Introducing the Ancient Greeks
The Bodley Head 287pp £20
Edith Hall has written a flamboyant, readable and different account of the ancient Greeks, well tailored for the modern reader. She tells the old stories, but she presents them innovatively, in a package of ten chronological chapters structured around a cute (and contestable) ten characteristics or qualities, which she claims were shared by most Greeks most of the time. These are that they were seagoing, suspicious of authority, individualistic and inquiring (her four primary qualities) combined with six others: that they were open to new ideas, witty, competitive, admired excellence in talented people, were elaborately articulate and were addicted to pleasure. Whatever one thinks of these characteristics, Hall's achievement here is to unfold a long and vivid narrative that sticks effectively to the remit of their framework.

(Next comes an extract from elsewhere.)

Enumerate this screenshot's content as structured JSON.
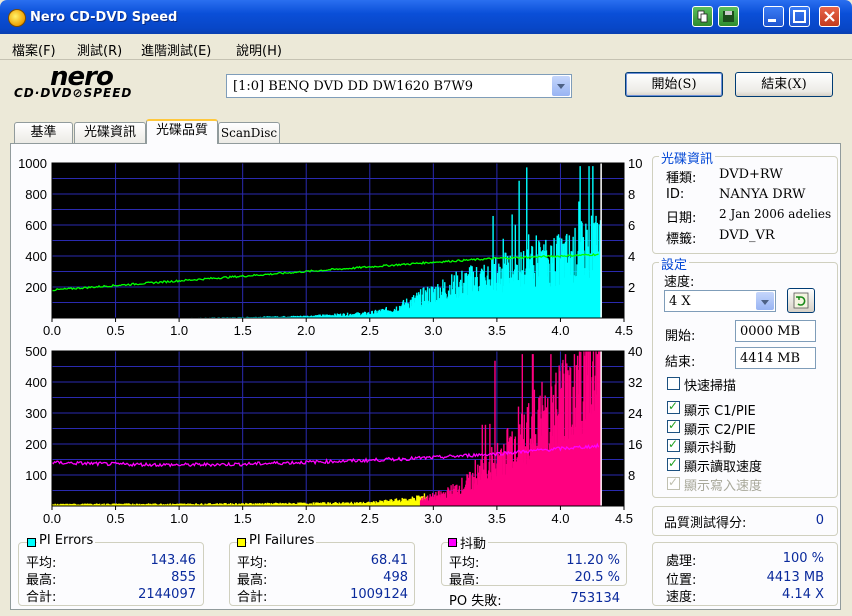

Many good things are offered: an excellent account of colonies and colonisation, a wonderful presentation of the Persian Wars through the prism of the playwright Aeschylus, a dynamic unfolding of a changing political and literary culture. Many things are absent from what one might imagine to be a balanced picture. The book is much stronger on literature and literary culture than on archaeology, art, philosophy or history – all areas of crucial Hellenic interventions and all areas where the rich evidence nuances our understanding. Hall spends too long on the Bronze Age (guided by the texts of Homer and Hesiod and less by archaeological evidence) and on the Classical moment, while the great extent of Roman Greece and of the turn to Christianity (where many of the finest intellectuals and writers were cultured Greek speakers) are given just a chapter each. She offers nothing about the great era of Byzantine Greece, when the Roman Empire's capital moved to Constantinople, as if the ancient Greeks somehow ended with the rise of the Church, despite the fact that all the ancient Greek literature and learning on which her story depends was lovingly preserved, copied, edited and taught for over a 1,000 years in Byzantium.
Hall's story is thus beautifully packaged, but strangely conservative. It accepts the traditional break at the point of Christianity and, especially in her insistence on the individual, it returns us to a historical model of great men (mainly) initiating action. Leaders come to stand for the groups and communities that they lead and their initiatives (as opposed to their responses to the pressures of those groups in historical circumstances) come to direct the thrust of history. It may be so. But as Hall admits, many scholars emphasise other factors than individual excellence in shaping history. Her account is of course personal. A story less secularist or hedonistic would have given more space to the ascetic strand of ancient polytheism from Pythagoras to Plotinus, to which the Christians owed so much.
Jas’ Elsner is Humfry Payne Senior Research Fellow in Classical Archaeology at Corpus Christi College Oxford and Visiting Professor of Art and Religion, University of Chicago.